**What the task requires**
The word "Doyle": say how many lines of the data below contain it, and give the number alone.

(Supplied material Opens)

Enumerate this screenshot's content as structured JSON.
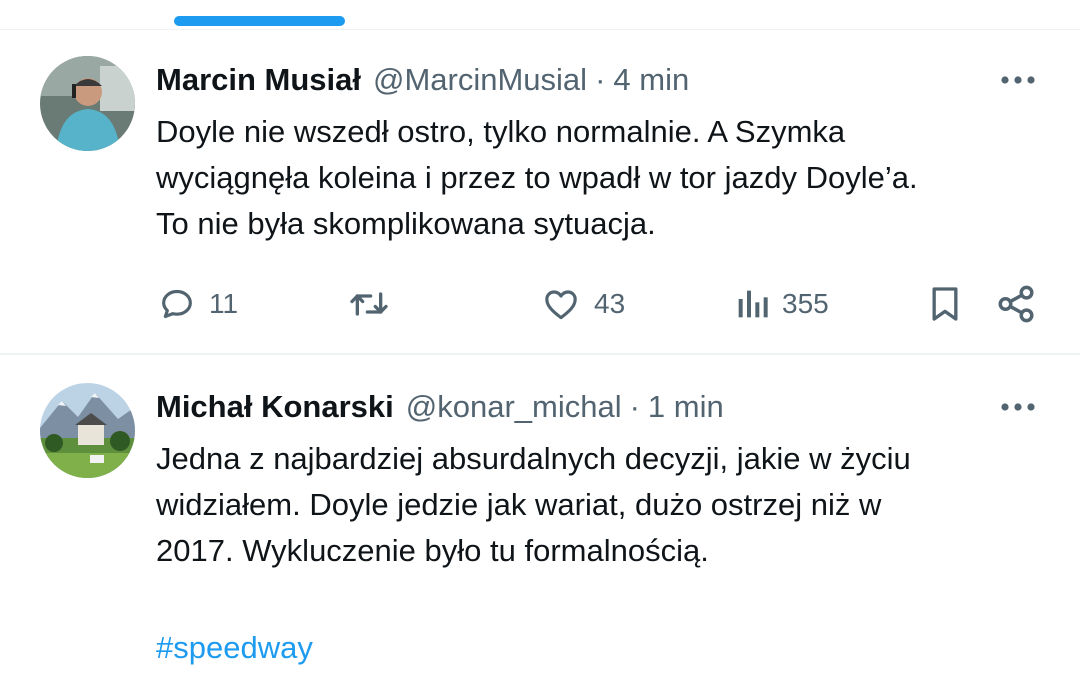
{
  "tweets": [
    {
      "author_name": "Marcin Musiał",
      "handle": "@MarcinMusial",
      "separator": "·",
      "time": "4 min",
      "text_lines": [
        "Doyle nie wszedł ostro, tylko normalnie. A Szymka",
        "wyciągnęła koleina i przez to wpadł w tor jazdy Doyle’a.",
        "To nie była skomplikowana sytuacja."
      ],
      "replies": "11",
      "retweets": "",
      "likes": "43",
      "views": "355"
    },
    {
      "author_name": "Michał Konarski",
      "handle": "@konar_michal",
      "separator": "·",
      "time": "1 min",
      "text_lines": [
        "Jedna z najbardziej absurdalnych decyzji, jakie w życiu",
        "widziałem. Doyle jedzie jak wariat, dużo ostrzej niż w",
        "2017. Wykluczenie było tu formalnością."
      ],
      "hashtag": "#speedway"
    }
  ],
  "colors": {
    "accent": "#1d9bf0",
    "text": "#0f1419",
    "muted": "#536471",
    "divider": "#eff3f4"
  },
  "icons": [
    "more-icon",
    "reply-icon",
    "retweet-icon",
    "like-icon",
    "views-icon",
    "bookmark-icon",
    "share-icon"
  ]
}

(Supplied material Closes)

**Solution below**
3